TURNBERRY, Scotland — British bookmakers have listed Rory McIlroy as the third favorite at Turnberry, unusual for someone playing in his first British Open as a pro.

Stranger still is that he doesn’t seem fazed, perhaps because his age (20) matches the odds (20-1).

McIlroy already has shown in small doses that he is capable.

He comes from Holywood — a coastal town in Northern Ireland, not to be confused with the glitz of Los Angeles — and already is easily recognized by his freckles and curly brown hair that tumbles out of his cap and over his ears. He made his British Open debut as a teenager two years ago at Carnoustie and opened with a 68 on the toughest links in golf.

And without knowing it, he can put on quite the exhibition.

On a surprisingly sun-splashed day along the Ayrshire Coast, McIlroy found a flat part of the putting green Wednesday, and his caddie marked off 8 feet with a chalk line. The kid rapped three balls at a time, stopping to chat, constantly smiling, not really paying attention.

He made 105 putts in a row, seemed to lose interest, then moved on to another hole 30 feet away.

One reason he is getting so much attention, beyond the talent that allowed him to win the Dubai Desert Classic this year and rise to No. 22 in the world ranking, is constant search for someone to challenge Tiger Woods.

Even at golf’s oldest championship, the focus turns to youth.

McIlroy will be playing the first two rounds with 24-year-old Anthony Kim, who is No. 15 in the world and an explosive talent.
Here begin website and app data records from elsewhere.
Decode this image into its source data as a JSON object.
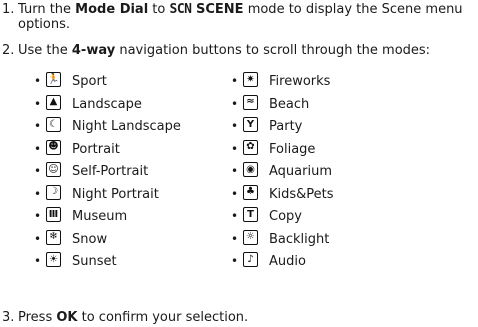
{
  "steps": {
    "s1": {
      "num": "1.",
      "t1": "Turn the ",
      "b1": "Mode Dial",
      "t2": " to ",
      "scn": "SCN",
      "b2": " SCENE",
      "t3": " mode to display the Scene menu options."
    },
    "s2": {
      "num": "2.",
      "t1": "Use the ",
      "b1": "4-way",
      "t2": " navigation buttons to scroll through the modes:"
    },
    "s3": {
      "num": "3.",
      "t1": "Press ",
      "b1": "OK",
      "t2": " to confirm your selection."
    }
  },
  "bullet": "•",
  "left_modes": [
    {
      "label": "Sport",
      "icon": "sport-icon",
      "glyph": "🏃"
    },
    {
      "label": "Landscape",
      "icon": "landscape-icon",
      "glyph": "▲"
    },
    {
      "label": "Night Landscape",
      "icon": "night-landscape-icon",
      "glyph": "☾"
    },
    {
      "label": "Portrait",
      "icon": "portrait-icon",
      "glyph": "☻"
    },
    {
      "label": "Self-Portrait",
      "icon": "self-portrait-icon",
      "glyph": "☺"
    },
    {
      "label": "Night Portrait",
      "icon": "night-portrait-icon",
      "glyph": "☽"
    },
    {
      "label": "Museum",
      "icon": "museum-icon",
      "glyph": "Ⅲ"
    },
    {
      "label": "Snow",
      "icon": "snow-icon",
      "glyph": "❄"
    },
    {
      "label": "Sunset",
      "icon": "sunset-icon",
      "glyph": "☀"
    }
  ],
  "right_modes": [
    {
      "label": "Fireworks",
      "icon": "fireworks-icon",
      "glyph": "✷"
    },
    {
      "label": "Beach",
      "icon": "beach-icon",
      "glyph": "≈"
    },
    {
      "label": "Party",
      "icon": "party-icon",
      "glyph": "Y"
    },
    {
      "label": "Foliage",
      "icon": "foliage-icon",
      "glyph": "✿"
    },
    {
      "label": "Aquarium",
      "icon": "aquarium-icon",
      "glyph": "◉"
    },
    {
      "label": "Kids&Pets",
      "icon": "kids-pets-icon",
      "glyph": "♣"
    },
    {
      "label": "Copy",
      "icon": "copy-icon",
      "glyph": "T"
    },
    {
      "label": "Backlight",
      "icon": "backlight-icon",
      "glyph": "☼"
    },
    {
      "label": "Audio",
      "icon": "audio-icon",
      "glyph": "♪"
    }
  ]
}
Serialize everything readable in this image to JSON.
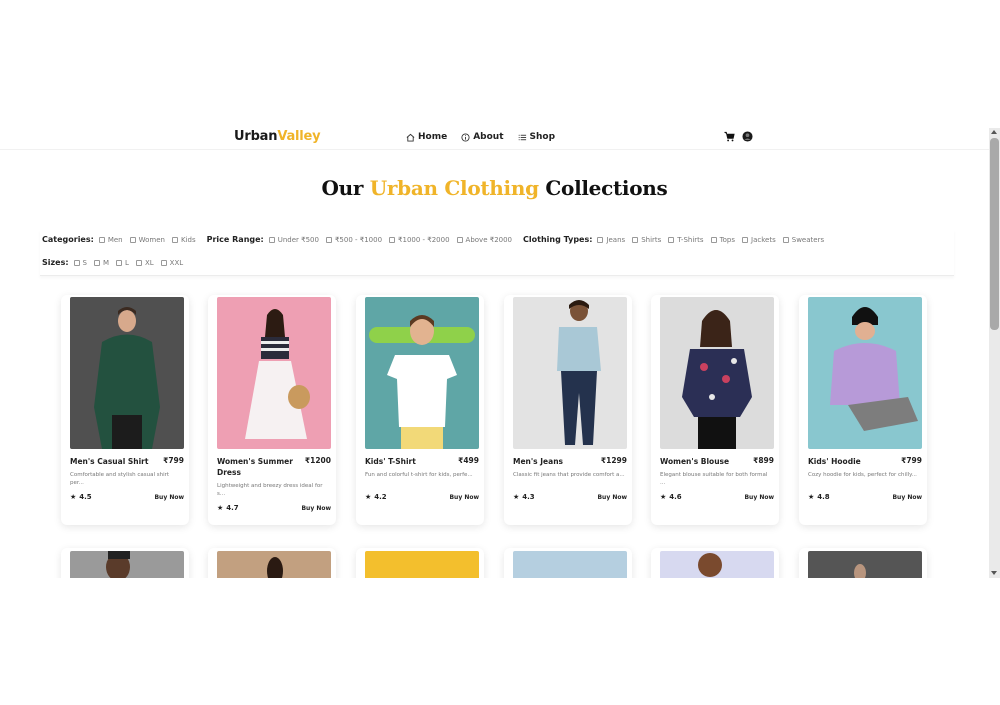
{
  "brand": {
    "part1": "Urban",
    "part2": "Valley"
  },
  "nav": {
    "home": "Home",
    "about": "About",
    "shop": "Shop"
  },
  "heading": {
    "pre": "Our ",
    "highlight": "Urban Clothing",
    "post": " Collections"
  },
  "filters": {
    "categories": {
      "label": "Categories:",
      "options": [
        "Men",
        "Women",
        "Kids"
      ]
    },
    "price": {
      "label": "Price Range:",
      "options": [
        "Under ₹500",
        "₹500 - ₹1000",
        "₹1000 - ₹2000",
        "Above ₹2000"
      ]
    },
    "types": {
      "label": "Clothing Types:",
      "options": [
        "Jeans",
        "Shirts",
        "T-Shirts",
        "Tops",
        "Jackets",
        "Sweaters"
      ]
    },
    "sizes": {
      "label": "Sizes:",
      "options": [
        "S",
        "M",
        "L",
        "XL",
        "XXL"
      ]
    }
  },
  "products": [
    {
      "name": "Men's Casual Shirt",
      "price": "₹799",
      "desc": "Comfortable and stylish casual shirt per...",
      "rating": "4.5",
      "buy": "Buy Now"
    },
    {
      "name": "Women's Summer Dress",
      "price": "₹1200",
      "desc": "Lightweight and breezy dress ideal for s...",
      "rating": "4.7",
      "buy": "Buy Now"
    },
    {
      "name": "Kids' T-Shirt",
      "price": "₹499",
      "desc": "Fun and colorful t-shirt for kids, perfe...",
      "rating": "4.2",
      "buy": "Buy Now"
    },
    {
      "name": "Men's Jeans",
      "price": "₹1299",
      "desc": "Classic fit jeans that provide comfort a...",
      "rating": "4.3",
      "buy": "Buy Now"
    },
    {
      "name": "Women's Blouse",
      "price": "₹899",
      "desc": "Elegant blouse suitable for both formal ...",
      "rating": "4.6",
      "buy": "Buy Now"
    },
    {
      "name": "Kids' Hoodie",
      "price": "₹799",
      "desc": "Cozy hoodie for kids, perfect for chilly...",
      "rating": "4.8",
      "buy": "Buy Now"
    }
  ],
  "icons": {
    "cart": "cart-icon",
    "user": "user-avatar-icon",
    "star": "star-icon"
  },
  "colors": {
    "accent": "#f0b429",
    "text": "#222222"
  }
}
Martin Kaymer, the 24-year-old German, is coming off consecutive victories on the European Tour and can became the first player since Seve Ballesteros in 1986 to make it three in a row.

Among the ‘‘older set’’ are 29-year-old Sergio Garcia and Adam Scott, who turns 29 on Thursday when the British Open begins.

So far, it has been a hopeless pursuit.

Woods set an obscure PGA Tour record two weeks ago when he won his AT&T National at Congressional for his 53rd victory this decade, topping the previous record of Ben Hogan, who won 52 times in the 1940s.